Wind power, a source of low impact renewable energy commonly referred to as green power, is a growing issue within EC's environmental assessment (EA) program. While generally considered to be a power source that does not come at the expense of the environment, wind power can have some negative environmental impacts, namely on migratory birds.
WHY IS THIS AN ISSUE AND WHAT ARE THE ANTICIPATED IMPACTS?
There are two sides of the wind power issue that the EA program must broker: support of wind power in response to policy that supports clean air and climate change, and concern regarding migratory birds, species at risk, and habitat that may be adversely affected when siting wind turbines.
EC's concern is based on the need to comply with the Migratory Birds Convention Act (MBCA) and the Species at Risk Act (SARA), and further by the inclusion of effects on species at risk in the definition of "environmental effects" under the Canadian Environmental Assessment Act (CEAA).
Currently in Canada, the impact of wind turbines on birds is not well understood and therefore, is not reflected in EAs in most regions. When a final EA document is submitted for review, EC often finds its concerns have not been addressed, thereby necessitating a postponement of anticipated project timelines if EC's concerns are to be considered. In some cases, the project has been denied altogether; however, often EC's concerns are dismissed and the EA is approved.

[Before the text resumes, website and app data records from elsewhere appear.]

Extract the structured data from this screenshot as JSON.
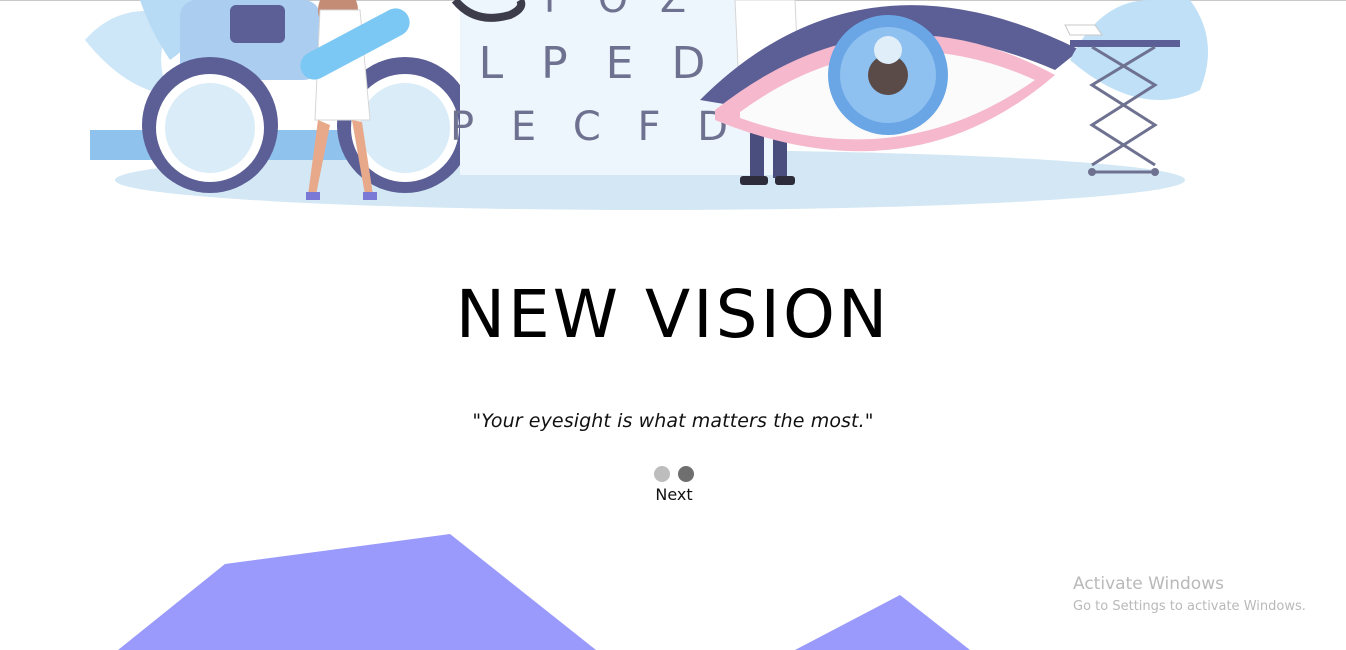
{
  "hero": {
    "eye_chart_rows": [
      "F O Z",
      "L P E D",
      "P E C F D"
    ]
  },
  "main": {
    "title": "NEW VISION",
    "tagline": "\"Your eyesight is what matters the most.\""
  },
  "carousel": {
    "slide_count": 2,
    "active_slide": 2,
    "next_label": "Next",
    "dot_colors": [
      "#bdbdbd",
      "#6f6f6f"
    ]
  },
  "watermark": {
    "title": "Activate Windows",
    "subtitle": "Go to Settings to activate Windows."
  },
  "colors": {
    "accent_purple": "#9a9afc",
    "hero_blue": "#a8d3f0",
    "hero_navy": "#5c5f96",
    "hero_pink": "#f5b8cc"
  }
}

Early and clear communication of EC's requirements regarding the assessment of possible bird impacts in the project area is central to the success of wind power initiatives in Canada. Direct communication with industry groups and other key government departments with clear guidance on EC expectations (types of surveys to be conducted, timing for surveys and typically what's involved) is needed.